Postgraduate Course: Corals in a Changing Ocean (PGGE11231)
|School||School of Geosciences
||College||College of Science and Engineering
|Credit level (Normal year taken)||SCQF Level 11 (Postgraduate)
||Availability||Not available to visiting students
|Summary||In this course, we use corals as a focal point to explore how global conventions and other international frameworks help to govern marine biodiversity and human activities in an era of rapid climate change. In doing so, this course covers foundations in both tropical and cold-water (deep-sea) coral biology, ecology, geology, and corals as sentinels of climate change. The course also explores the human dimension: ecosystem services, impacts of human activities, marine protected areas, climate resilience-building approaches, and international policies in place to protect and manage these ecosystems.
Overall, the Corals in a Changing Ocean course has 3 main elements:
i. A weekly lecture: Our lectures will give you the breadth of knowledge needed to understand coral ecosystems as fully socio-ecological systems, their biology, ecology and geological development and use as environmental archives (proxies), threats from climate change and human pressures, governance of key issues and solutions to these challenges. Lectures are done in person and live, and afterwards, we move onto a Class Activity.
ii. Class activity: For Weeks 1 and 10, we have various practical exercises to help consolidate learning and put into practice things we've learned in the lectures, including: coral and coral reef fish identification; coral habitat mapping and analysis; video analysis and annotation; case studies of fisheries management, discussion groups.
iii. Mock Parliamentary Select Committee: The knowledge base and skills developed over Weeks 1-10 will help prepare the class for a real-world governance process in managing coral ecosystems in a changing ocean, a Parliamentary Select Committee. In the UK, the Science and Technology Committee (STC) helps ensure that UK government policy and decision-making are based on robust scientific advice and evidence. By Week 7, each student will choose a role in the STC, either as a Member of Parliament (MP) or as a witness. MPs and witnesses prepare White Papers and Briefings, respectively.
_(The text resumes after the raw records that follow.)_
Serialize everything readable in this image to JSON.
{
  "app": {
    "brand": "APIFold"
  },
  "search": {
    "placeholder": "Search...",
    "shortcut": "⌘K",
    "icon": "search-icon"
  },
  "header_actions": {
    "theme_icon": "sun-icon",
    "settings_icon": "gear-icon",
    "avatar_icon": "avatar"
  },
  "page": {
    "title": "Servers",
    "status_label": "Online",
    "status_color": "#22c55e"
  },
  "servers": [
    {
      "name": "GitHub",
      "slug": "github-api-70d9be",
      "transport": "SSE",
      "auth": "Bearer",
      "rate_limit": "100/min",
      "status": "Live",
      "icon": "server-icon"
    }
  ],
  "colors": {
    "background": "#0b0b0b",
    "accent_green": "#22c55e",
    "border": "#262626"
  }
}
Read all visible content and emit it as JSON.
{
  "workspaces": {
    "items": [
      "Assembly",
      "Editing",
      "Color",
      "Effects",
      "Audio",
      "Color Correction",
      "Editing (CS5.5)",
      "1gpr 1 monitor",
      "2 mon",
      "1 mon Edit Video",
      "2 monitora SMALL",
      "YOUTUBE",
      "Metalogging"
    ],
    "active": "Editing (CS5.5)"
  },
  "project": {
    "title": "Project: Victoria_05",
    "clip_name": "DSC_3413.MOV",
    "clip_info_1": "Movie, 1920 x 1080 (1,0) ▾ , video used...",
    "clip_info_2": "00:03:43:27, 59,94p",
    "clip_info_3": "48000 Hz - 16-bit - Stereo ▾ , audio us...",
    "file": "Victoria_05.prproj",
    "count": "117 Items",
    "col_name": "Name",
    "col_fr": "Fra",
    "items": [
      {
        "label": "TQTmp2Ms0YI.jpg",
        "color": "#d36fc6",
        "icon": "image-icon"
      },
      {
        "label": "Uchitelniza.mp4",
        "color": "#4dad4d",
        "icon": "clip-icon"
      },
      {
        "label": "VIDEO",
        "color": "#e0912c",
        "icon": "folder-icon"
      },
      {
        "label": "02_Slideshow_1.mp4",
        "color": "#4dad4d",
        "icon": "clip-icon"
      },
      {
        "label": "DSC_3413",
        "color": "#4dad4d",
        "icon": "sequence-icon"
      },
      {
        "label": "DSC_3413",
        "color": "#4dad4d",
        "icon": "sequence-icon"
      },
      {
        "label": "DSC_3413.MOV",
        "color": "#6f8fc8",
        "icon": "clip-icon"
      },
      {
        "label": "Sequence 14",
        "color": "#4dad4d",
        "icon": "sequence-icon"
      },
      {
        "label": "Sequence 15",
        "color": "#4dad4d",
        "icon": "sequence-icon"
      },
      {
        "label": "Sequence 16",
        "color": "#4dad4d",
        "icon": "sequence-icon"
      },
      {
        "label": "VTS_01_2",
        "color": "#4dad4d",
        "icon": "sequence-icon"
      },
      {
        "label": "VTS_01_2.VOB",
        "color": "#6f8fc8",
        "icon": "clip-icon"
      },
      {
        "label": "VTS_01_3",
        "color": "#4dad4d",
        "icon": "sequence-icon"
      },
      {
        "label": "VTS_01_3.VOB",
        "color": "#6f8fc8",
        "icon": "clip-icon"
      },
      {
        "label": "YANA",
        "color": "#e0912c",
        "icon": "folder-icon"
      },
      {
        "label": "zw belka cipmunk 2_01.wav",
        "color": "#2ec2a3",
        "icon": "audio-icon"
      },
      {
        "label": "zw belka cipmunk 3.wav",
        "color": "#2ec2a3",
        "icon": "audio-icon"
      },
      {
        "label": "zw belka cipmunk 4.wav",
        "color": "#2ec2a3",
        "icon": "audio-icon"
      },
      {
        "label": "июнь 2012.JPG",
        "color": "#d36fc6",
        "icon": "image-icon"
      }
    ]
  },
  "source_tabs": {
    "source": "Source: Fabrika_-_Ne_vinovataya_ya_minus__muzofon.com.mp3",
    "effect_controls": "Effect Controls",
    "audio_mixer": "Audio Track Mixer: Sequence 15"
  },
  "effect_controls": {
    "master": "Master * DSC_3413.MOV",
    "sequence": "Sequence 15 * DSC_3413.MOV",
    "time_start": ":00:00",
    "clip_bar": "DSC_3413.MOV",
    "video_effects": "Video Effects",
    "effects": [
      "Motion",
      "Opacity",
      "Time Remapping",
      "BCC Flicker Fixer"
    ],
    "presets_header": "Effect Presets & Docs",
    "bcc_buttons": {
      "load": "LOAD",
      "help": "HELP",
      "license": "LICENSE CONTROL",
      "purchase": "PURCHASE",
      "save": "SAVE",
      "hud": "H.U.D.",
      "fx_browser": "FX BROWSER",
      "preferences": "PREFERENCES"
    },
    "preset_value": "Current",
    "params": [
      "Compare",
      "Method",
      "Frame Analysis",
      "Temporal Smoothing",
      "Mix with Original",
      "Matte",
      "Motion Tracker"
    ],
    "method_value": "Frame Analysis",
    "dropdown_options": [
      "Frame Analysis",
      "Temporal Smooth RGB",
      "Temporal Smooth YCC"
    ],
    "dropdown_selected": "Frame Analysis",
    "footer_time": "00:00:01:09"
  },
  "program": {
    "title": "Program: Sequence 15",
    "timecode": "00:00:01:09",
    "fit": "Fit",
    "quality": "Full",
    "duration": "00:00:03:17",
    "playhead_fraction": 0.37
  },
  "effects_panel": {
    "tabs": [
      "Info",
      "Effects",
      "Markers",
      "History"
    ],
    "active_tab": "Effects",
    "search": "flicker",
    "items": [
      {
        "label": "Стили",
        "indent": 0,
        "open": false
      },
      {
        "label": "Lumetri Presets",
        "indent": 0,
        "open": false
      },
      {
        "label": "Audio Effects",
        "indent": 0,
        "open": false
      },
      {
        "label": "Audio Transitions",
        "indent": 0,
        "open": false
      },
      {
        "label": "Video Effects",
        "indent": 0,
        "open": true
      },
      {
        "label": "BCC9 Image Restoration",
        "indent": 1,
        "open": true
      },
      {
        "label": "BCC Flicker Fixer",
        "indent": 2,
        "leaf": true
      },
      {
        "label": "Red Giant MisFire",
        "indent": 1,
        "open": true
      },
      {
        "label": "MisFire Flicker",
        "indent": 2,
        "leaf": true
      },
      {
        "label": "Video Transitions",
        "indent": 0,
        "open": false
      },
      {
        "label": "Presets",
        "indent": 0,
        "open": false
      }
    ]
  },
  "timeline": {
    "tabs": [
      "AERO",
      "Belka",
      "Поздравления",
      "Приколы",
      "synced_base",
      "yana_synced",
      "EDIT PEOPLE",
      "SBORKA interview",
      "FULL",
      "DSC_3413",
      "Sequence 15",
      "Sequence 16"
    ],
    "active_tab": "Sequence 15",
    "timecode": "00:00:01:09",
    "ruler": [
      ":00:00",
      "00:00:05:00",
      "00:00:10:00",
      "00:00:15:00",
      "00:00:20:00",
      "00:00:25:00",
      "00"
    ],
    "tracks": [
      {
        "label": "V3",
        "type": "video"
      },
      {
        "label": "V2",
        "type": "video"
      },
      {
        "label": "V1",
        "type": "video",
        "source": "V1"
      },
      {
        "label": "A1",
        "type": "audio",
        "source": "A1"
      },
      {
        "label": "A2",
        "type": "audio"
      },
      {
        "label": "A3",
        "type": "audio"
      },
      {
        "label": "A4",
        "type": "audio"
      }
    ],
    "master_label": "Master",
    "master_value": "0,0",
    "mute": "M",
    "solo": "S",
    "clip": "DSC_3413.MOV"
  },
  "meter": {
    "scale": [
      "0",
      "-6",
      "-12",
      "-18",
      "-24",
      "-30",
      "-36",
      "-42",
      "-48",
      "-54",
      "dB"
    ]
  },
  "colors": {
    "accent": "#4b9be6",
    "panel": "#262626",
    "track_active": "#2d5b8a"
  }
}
To support their case, all students will also present their own White Paper or Briefing in Week 11 during a mock Parliamentary Select Committee, with Witnesses submitting their Briefing to MPs by Week 10, and MPs submitting their White Paper in Week 12.
Entry Requirements (not applicable to Visiting Students)
||Other requirements|| None
Course Delivery Information
|Academic year 2022/23, Not available to visiting students (SS1)
|Learning and Teaching activities (Further Info)
Lecture Hours 24,
Seminar/Tutorial Hours 3,
Supervised Practical/Workshop/Studio Hours 3,
Programme Level Learning and Teaching Hours 4,
Directed Learning and Independent Learning Hours
|Assessment (Further Info)
|Additional Information (Assessment)
||Assessment: Written Exam 0 %, Coursework 70 %, Practical Exam 30 %
Additional Information: Coursework: 100%
Practical assessment (role playing activity): 30%
Report (following role playing activity): 70%
||Feedback given for all coursework.
|No Exam Information
On completion of this course, the student will be able to:
- Understand how corals evolved, grow, aspects of their biology, ecology and geology, and how they can be used to reconstruct climate and the physical environment
- Design experiments and surveys to assess coral health and biodiversity
- Understand the ecosystem services and goods provided by corals and threats posed by human activities
- Recognise potential threats to coral ecosystems and solutions to overcome these
- Identify key policies and instruments to protect coral ecosystems in the tropics and deep sea
|1. Secretariat of the Convention on Biological Diversity (2014). An Updated Synthesis of the Impacts of Ocean Acidification on Marine Biodiversity (Eds: S. Hennige, J.M. Roberts & P. Williamson). Montreal, Technical Series No. 75, 99 pages|
2. Rachel Wood. Reef Evolution. Oxford University Press
3. Murray Roberts et al. Cold Water Corals. The biology and geography of deep sea coral habitats. Cambridge University Press
4. Sheppard S, Simon Davy S, Pilling G, Graham N. 2017. The Biology of Coral Reefs (Second Edition). Oxford University Press, 384 pp
|Graduate Attributes and Skills
||Graduates will gain a deeper understanding of the geology, biology and ecology of corals and the ecosystems they create, and the environmental and societal implications of how climate change and human activities impact these ecosystems. Skills attained will include applied scientific methods for assessing coral health and habitats; critical thinking in approaches to policy and management relevant to corals and changing oceans.
|Keywords||Climate Change,Biology,Surveys,Governance,Policies,Human Impacts,Resilience,Adaptation
|Course organiser||Dr Lea-Anne Henry
Tel: (0131 6)50 5425
|Course secretary||Mrs Lauren Blackman
Tel: (0131 6)50 2624